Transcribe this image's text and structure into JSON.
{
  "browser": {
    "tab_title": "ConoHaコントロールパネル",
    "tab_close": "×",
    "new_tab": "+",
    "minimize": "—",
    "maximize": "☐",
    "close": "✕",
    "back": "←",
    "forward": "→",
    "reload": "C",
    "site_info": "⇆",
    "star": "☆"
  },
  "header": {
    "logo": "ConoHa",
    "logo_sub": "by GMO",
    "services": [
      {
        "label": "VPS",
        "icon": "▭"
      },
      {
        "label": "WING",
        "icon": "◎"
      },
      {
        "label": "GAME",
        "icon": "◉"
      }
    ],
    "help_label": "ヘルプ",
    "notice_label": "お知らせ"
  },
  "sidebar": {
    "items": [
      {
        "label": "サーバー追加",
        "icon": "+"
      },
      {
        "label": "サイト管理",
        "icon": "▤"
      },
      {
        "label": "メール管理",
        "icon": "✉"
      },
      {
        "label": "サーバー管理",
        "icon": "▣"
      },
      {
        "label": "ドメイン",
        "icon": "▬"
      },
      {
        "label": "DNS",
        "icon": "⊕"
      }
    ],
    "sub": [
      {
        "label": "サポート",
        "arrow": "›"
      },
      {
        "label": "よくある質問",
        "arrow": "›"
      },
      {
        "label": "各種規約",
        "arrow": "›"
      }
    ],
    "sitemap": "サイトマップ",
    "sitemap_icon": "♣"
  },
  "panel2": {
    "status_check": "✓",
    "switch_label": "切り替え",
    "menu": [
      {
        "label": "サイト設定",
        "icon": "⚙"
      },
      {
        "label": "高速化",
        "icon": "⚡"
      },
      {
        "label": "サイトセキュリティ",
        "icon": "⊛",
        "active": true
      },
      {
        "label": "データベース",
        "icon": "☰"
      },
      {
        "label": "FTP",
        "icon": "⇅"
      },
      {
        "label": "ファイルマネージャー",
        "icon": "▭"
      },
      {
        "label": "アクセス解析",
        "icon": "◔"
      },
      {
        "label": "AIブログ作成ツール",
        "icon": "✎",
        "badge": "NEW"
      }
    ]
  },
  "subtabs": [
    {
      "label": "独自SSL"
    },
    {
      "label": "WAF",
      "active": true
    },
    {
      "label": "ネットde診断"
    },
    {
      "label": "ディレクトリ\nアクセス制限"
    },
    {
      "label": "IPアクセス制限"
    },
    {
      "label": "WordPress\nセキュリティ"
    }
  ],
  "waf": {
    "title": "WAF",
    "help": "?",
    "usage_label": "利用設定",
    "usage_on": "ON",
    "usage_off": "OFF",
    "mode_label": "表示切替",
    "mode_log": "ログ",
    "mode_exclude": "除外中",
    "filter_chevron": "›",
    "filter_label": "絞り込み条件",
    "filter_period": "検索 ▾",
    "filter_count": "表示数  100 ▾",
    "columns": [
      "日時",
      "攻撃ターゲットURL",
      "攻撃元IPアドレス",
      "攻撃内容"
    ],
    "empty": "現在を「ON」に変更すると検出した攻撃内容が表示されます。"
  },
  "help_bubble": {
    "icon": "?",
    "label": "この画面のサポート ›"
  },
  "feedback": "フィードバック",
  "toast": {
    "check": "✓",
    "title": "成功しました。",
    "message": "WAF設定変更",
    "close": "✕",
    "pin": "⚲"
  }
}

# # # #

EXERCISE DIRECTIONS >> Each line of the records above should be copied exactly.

RESPONSE AREA >>
Transcribe this image's text and structure into JSON.
{
  "browser": {
    "tab_title": "ConoHaコントロールパネル",
    "tab_close": "×",
    "new_tab": "+",
    "minimize": "—",
    "maximize": "☐",
    "close": "✕",
    "back": "←",
    "forward": "→",
    "reload": "C",
    "site_info": "⇆",
    "star": "☆"
  },
  "header": {
    "logo": "ConoHa",
    "logo_sub": "by GMO",
    "services": [
      {
        "label": "VPS",
        "icon": "▭"
      },
      {
        "label": "WING",
        "icon": "◎"
      },
      {
        "label": "GAME",
        "icon": "◉"
      }
    ],
    "help_label": "ヘルプ",
    "notice_label": "お知らせ"
  },
  "sidebar": {
    "items": [
      {
        "label": "サーバー追加",
        "icon": "+"
      },
      {
        "label": "サイト管理",
        "icon": "▤"
      },
      {
        "label": "メール管理",
        "icon": "✉"
      },
      {
        "label": "サーバー管理",
        "icon": "▣"
      },
      {
        "label": "ドメイン",
        "icon": "▬"
      },
      {
        "label": "DNS",
        "icon": "⊕"
      }
    ],
    "sub": [
      {
        "label": "サポート",
        "arrow": "›"
      },
      {
        "label": "よくある質問",
        "arrow": "›"
      },
      {
        "label": "各種規約",
        "arrow": "›"
      }
    ],
    "sitemap": "サイトマップ",
    "sitemap_icon": "♣"
  },
  "panel2": {
    "status_check": "✓",
    "switch_label": "切り替え",
    "menu": [
      {
        "label": "サイト設定",
        "icon": "⚙"
      },
      {
        "label": "高速化",
        "icon": "⚡"
      },
      {
        "label": "サイトセキュリティ",
        "icon": "⊛",
        "active": true
      },
      {
        "label": "データベース",
        "icon": "☰"
      },
      {
        "label": "FTP",
        "icon": "⇅"
      },
      {
        "label": "ファイルマネージャー",
        "icon": "▭"
      },
      {
        "label": "アクセス解析",
        "icon": "◔"
      },
      {
        "label": "AIブログ作成ツール",
        "icon": "✎",
        "badge": "NEW"
      }
    ]
  },
  "subtabs": [
    {
      "label": "独自SSL"
    },
    {
      "label": "WAF",
      "active": true
    },
    {
      "label": "ネットde診断"
    },
    {
      "label": "ディレクトリ\nアクセス制限"
    },
    {
      "label": "IPアクセス制限"
    },
    {
      "label": "WordPress\nセキュリティ"
    }
  ],
  "waf": {
    "title": "WAF",
    "help": "?",
    "usage_label": "利用設定",
    "usage_on": "ON",
    "usage_off": "OFF",
    "mode_label": "表示切替",
    "mode_log": "ログ",
    "mode_exclude": "除外中",
    "filter_chevron": "›",
    "filter_label": "絞り込み条件",
    "filter_period": "検索 ▾",
    "filter_count": "表示数  100 ▾",
    "columns": [
      "日時",
      "攻撃ターゲットURL",
      "攻撃元IPアドレス",
      "攻撃内容"
    ],
    "empty": "現在を「ON」に変更すると検出した攻撃内容が表示されます。"
  },
  "help_bubble": {
    "icon": "?",
    "label": "この画面のサポート ›"
  },
  "feedback": "フィードバック",
  "toast": {
    "check": "✓",
    "title": "成功しました。",
    "message": "WAF設定変更",
    "close": "✕",
    "pin": "⚲"
  }
}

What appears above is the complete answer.